As a lifelong cyclist (50+ years!), I’ve mashed a lot of cranks: singlespeeds, 3-speeds, 10-speeds, tourers, the earliest mountain bikes, fat, gravel, and allroad bikes. Despite all the variety, fixed-gear bikes have carried me on some of the best rides I have ever experienced. The Bicycle Industry tries to tell you what you need in a bike, but a fixie asserts that you need... less. H.G Wells’ Scorcher, the ur-bicycle, was built more than 125 years ago; I’ve longed to ride that bike.

Morlock, the Time Machine, a 21st century Scorcher, is my contemporary ode to the safety bicycles from the 1890s. The geometry is decidedly modern, but I selected every part on this bike to keep it scorching into the NEXT century. Cracking fun to ride, 22 pounds of steel, brass, aluminium, titanium, leather, and rubber, I believe that H.G. Wells would approve.

Find more history and inspiration in the Online Bicycle Museum:

Bits & Bobs

Surly Steamroller frame, 59 cm, black (debadged)

Surly Disc Trucker fork, 700c. black (debadged)

FSA Orbit MX threadless headset

Wheels by Cascadia Wheel Co (formerly Indigenous W. Co.)

Phil Wood bolt-on flip-flop fixed rear hub 32h, polished silver

Phil Wood QR disc front hub 32h, polished silver

Paul Component 100mm QR, front wheel, polished silver

Sapim spokes/nipples, silver
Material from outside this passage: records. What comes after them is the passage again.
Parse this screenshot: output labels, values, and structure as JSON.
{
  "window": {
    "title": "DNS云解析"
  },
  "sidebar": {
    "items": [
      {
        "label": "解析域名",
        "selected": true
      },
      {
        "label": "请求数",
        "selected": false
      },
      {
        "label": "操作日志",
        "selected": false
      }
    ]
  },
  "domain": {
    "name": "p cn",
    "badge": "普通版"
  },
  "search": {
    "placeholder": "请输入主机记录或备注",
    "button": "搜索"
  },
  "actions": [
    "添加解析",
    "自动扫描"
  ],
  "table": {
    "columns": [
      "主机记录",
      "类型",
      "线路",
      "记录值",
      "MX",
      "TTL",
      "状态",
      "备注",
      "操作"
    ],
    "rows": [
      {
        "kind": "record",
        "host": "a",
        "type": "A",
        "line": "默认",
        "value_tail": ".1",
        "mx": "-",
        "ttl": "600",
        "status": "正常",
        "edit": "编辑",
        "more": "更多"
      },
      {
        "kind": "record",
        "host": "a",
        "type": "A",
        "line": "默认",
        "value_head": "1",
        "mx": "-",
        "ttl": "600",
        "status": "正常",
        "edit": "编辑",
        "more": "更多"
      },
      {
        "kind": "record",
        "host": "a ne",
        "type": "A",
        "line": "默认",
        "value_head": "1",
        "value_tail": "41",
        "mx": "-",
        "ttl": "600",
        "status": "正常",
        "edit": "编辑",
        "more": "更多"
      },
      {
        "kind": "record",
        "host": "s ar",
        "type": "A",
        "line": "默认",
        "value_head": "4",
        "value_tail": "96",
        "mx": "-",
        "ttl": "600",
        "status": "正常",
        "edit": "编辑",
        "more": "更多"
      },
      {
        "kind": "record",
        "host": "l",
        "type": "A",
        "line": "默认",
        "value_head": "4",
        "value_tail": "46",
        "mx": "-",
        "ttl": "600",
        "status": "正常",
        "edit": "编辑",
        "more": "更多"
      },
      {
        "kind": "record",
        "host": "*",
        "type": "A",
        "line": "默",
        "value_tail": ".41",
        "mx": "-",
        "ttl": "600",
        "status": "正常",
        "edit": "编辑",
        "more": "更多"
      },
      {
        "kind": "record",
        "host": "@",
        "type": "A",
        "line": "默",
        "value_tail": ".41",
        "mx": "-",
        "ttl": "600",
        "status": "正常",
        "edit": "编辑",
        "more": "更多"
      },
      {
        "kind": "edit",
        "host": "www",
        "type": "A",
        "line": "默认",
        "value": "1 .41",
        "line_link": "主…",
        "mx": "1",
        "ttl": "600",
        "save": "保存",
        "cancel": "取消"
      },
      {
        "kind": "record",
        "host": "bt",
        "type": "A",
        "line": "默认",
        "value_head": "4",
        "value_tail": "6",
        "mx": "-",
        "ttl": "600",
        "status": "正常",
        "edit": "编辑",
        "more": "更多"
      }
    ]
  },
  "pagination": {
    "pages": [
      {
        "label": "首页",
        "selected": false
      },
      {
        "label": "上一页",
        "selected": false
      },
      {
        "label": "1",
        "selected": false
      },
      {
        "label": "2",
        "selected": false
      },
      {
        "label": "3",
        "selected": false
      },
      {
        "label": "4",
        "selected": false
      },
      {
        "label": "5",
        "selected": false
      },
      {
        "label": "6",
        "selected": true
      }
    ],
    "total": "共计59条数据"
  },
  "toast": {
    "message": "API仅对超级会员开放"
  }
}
Velocity Blunt SS rims, black, 26.6mm internal

Rene Herse Steilacoom 700c x 38 tan wall


Rivendell / Nitto Choco swept handlebar, silver, shortened

Brooks Saddles leather bar tape, black

Seven Cycles 130mm Ti stem, 15 degree rise NOS

Blue Lug brass headset spacers (heavy, but steampunk!)

Velo Orange 120mm, 17 degrees, polished

Paul Component Tall and Handsome seatpost, polished

Selle Anatomica NSH leather saddle, black

Moné Bikes brass bar plugs

Moné Bikes brass seatpost clamp 30.0mm


KMC X-9 chain

Sugino square taper crank, RD2, silver

Phil Wood square taper bottom bracket 103mm JIS

Surly stainless chainring 40t

Surly track cogs, steel 3/32

17t 65.77 gear-inches

18t 62.12 gear-inches

19t 58.85 gear-inches

Phil Wood lock rings

Shimano XT PD-M8100 Cross Country Race SPD pedals

Brake, singular

Paul Component Love Lever 2.5 Left, polished silver

Paul Component Klamper mech disc brake, black on black


Shapeways custom #3Dprinted head badge

Velo Orange water bottle cages

Elite Eroica alloy bidons

Brooks Saddles Challenge Tool Bag

Silca vintage Impero frame pump with NOS chromed pump peg

Surly Tuggnut axle keeper

Forager Cycles cable cherry

Morlock, the Time Machine
Morlock, the Time Machine
Morlock, the Time Machine
Morlock, the Time Machine